Hottest threads from the Cue Chalk Board
Current Issue
Next Page >

Final Verdict: Immonen Can Win It

Finnish star redeems 2001 U.S. Open shutout with a hot stroke and cool head.

Story and photos by Mason King

Happy return: Immonen’s victory erased bitter memories of the 2001 final.

The last time Mika Immonen played in the final of the U.S. Open 9-Ball Championship, he barely played at all. In 2001, exhausted from three tough matches in the losers bracket, he spent most of the final slouching and stewing in his chair. His opponent, Corey Deuel, kept the table in his greedy grip with sharp pattern play and his soon-to-be-infamous soft break. Even when Immonen did get the odd shot, he floundered and grew frustrated.

The final score: 11-0. It remains the only shutout in a U.S. Open final. Not just a loss — an answer to a trivia question.

“It was really embarrassing; I was miserable,” said Immonen, who had won the 2001 World Pool Championship just two months earlier.

The svelte, sharp-shooting star from Finland had too much talent not to get another chance. And imagine his relief upon reaching the final of the 2008 U.S. Open, thwarting a loose safety from opponent Ronnie Alcano in the first rack, and notching his first game win in two final matches.

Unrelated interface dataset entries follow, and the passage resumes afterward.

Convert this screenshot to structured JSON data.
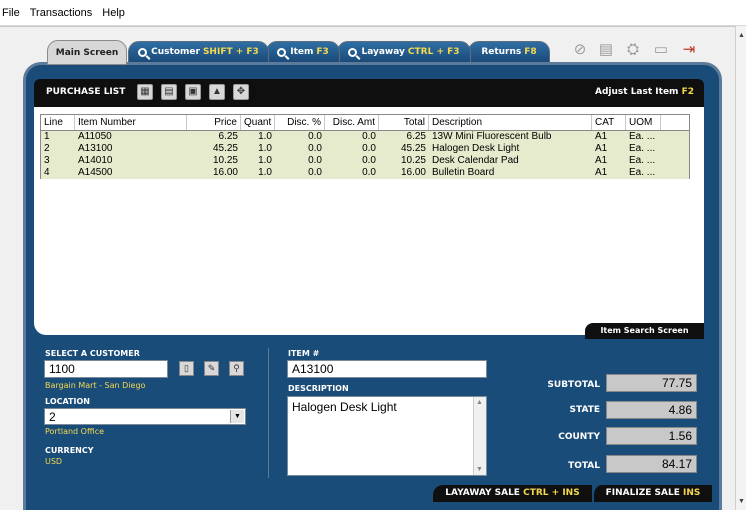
{
  "menu": {
    "file": "File",
    "transactions": "Transactions",
    "help": "Help"
  },
  "tabs": {
    "main": "Main Screen",
    "customer": "Customer",
    "customer_hotkey": "SHIFT + F3",
    "item": "Item",
    "item_hotkey": "F3",
    "layaway": "Layaway",
    "layaway_hotkey": "CTRL + F3",
    "returns": "Returns",
    "returns_hotkey": "F8"
  },
  "purchase_list": {
    "title": "PURCHASE LIST",
    "adjust_label": "Adjust Last Item",
    "adjust_hotkey": "F2",
    "columns": [
      "Line",
      "Item Number",
      "Price",
      "Quant",
      "Disc. %",
      "Disc. Amt",
      "Total",
      "Description",
      "CAT",
      "UOM"
    ],
    "rows": [
      [
        "1",
        "A11050",
        "6.25",
        "1.0",
        "0.0",
        "0.0",
        "6.25",
        "13W Mini Fluorescent Bulb",
        "A1",
        "Ea. ..."
      ],
      [
        "2",
        "A13100",
        "45.25",
        "1.0",
        "0.0",
        "0.0",
        "45.25",
        "Halogen Desk Light",
        "A1",
        "Ea. ..."
      ],
      [
        "3",
        "A14010",
        "10.25",
        "1.0",
        "0.0",
        "0.0",
        "10.25",
        "Desk Calendar Pad",
        "A1",
        "Ea. ..."
      ],
      [
        "4",
        "A14500",
        "16.00",
        "1.0",
        "0.0",
        "0.0",
        "16.00",
        "Bulletin Board",
        "A1",
        "Ea. ..."
      ]
    ],
    "item_search_tab": "Item Search Screen"
  },
  "customer": {
    "label": "SELECT A CUSTOMER",
    "value": "1100",
    "name": "Bargain Mart - San Diego"
  },
  "location": {
    "label": "LOCATION",
    "value": "2",
    "name": "Portland Office"
  },
  "currency": {
    "label": "CURRENCY",
    "value": "USD"
  },
  "item": {
    "label": "ITEM #",
    "value": "A13100",
    "description_label": "DESCRIPTION",
    "description": "Halogen Desk Light"
  },
  "totals": {
    "subtotal_label": "SUBTOTAL",
    "subtotal": "77.75",
    "state_label": "STATE",
    "state": "4.86",
    "county_label": "COUNTY",
    "county": "1.56",
    "total_label": "TOTAL",
    "total": "84.17"
  },
  "actions": {
    "layaway_sale": "LAYAWAY SALE",
    "layaway_hotkey": "CTRL + INS",
    "finalize_sale": "FINALIZE SALE",
    "finalize_hotkey": "INS"
  }
}
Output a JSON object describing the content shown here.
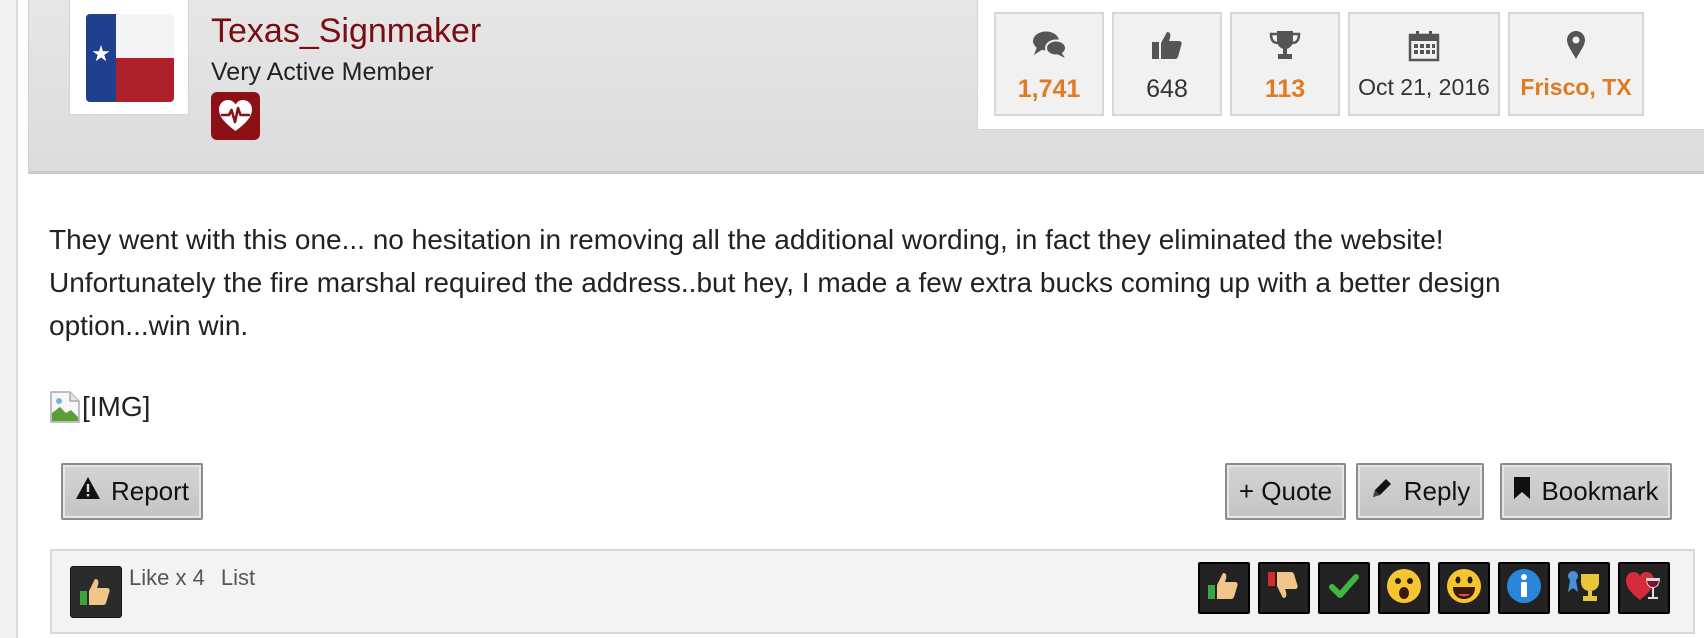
{
  "user": {
    "name": "Texas_Signmaker",
    "title": "Very Active Member",
    "avatar": "texas-flag-avatar",
    "badge": "heartbeat-badge"
  },
  "stats": {
    "messages": "1,741",
    "likes": "648",
    "trophy_points": "113",
    "joined": "Oct 21, 2016",
    "location": "Frisco, TX",
    "icons": [
      "speech-bubbles-icon",
      "thumbs-up-icon",
      "trophy-icon",
      "calendar-icon",
      "map-pin-icon"
    ]
  },
  "post": {
    "lines": [
      "They went with this one... no hesitation in removing all the additional wording, in fact they eliminated the website!",
      "Unfortunately the fire marshal required the address..but hey, I made a few extra bucks coming up with a better design",
      "option...win win."
    ],
    "image_alt": "[IMG]"
  },
  "actions": {
    "report": "Report",
    "quote": "+ Quote",
    "reply": "Reply",
    "bookmark": "Bookmark"
  },
  "likes_bar": {
    "summary": "Like x 4",
    "list": "List",
    "reactions": [
      "like",
      "dislike",
      "agree",
      "wow",
      "funny",
      "informative",
      "winner",
      "love"
    ]
  },
  "colors": {
    "username": "#7a0c12",
    "stat_highlight": "#e07a23",
    "badge": "#8b1116"
  }
}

“I was thinking about that — just to get that rack,” he said. “I was like, ‘Yes! There is no curse! Whatever the score, it’s not going to happen again.’”

Vaulting that burden and leading, 1-0, Immonen sprinted to victory. The match followed a script that was by then familiar to spectators at the Open, held Oct. 19-25 at the Chesapeake Conference Center in Chesapeake, Va. Immonen jumped to a quick lead, demoralizing his foe. And when the rolls didn’t go his way for a five-game stretch, he kept his emotions in check and his focus on the table.

“I was just chilling in my seat,” said Immonen, who sometimes lets his frustration get the better of him. “Ronnie played incredible to get back in the game. But I knew, ‘Just let me see the ball. Let me get control of the table, and I’ll get back in there.’”

When the final 9 ball dropped into history, it took with it Immonen’s bitter memories of that 2001 final.

“I felt that this was my opportunity to fix what happened, the injustice in 2001,” said Immonen, after the 13-7 victory and a stream of fist-pumps and shouts to the rafters. “So now, it’s totally erased.”


Next Page >

Top



MORE VIDEO...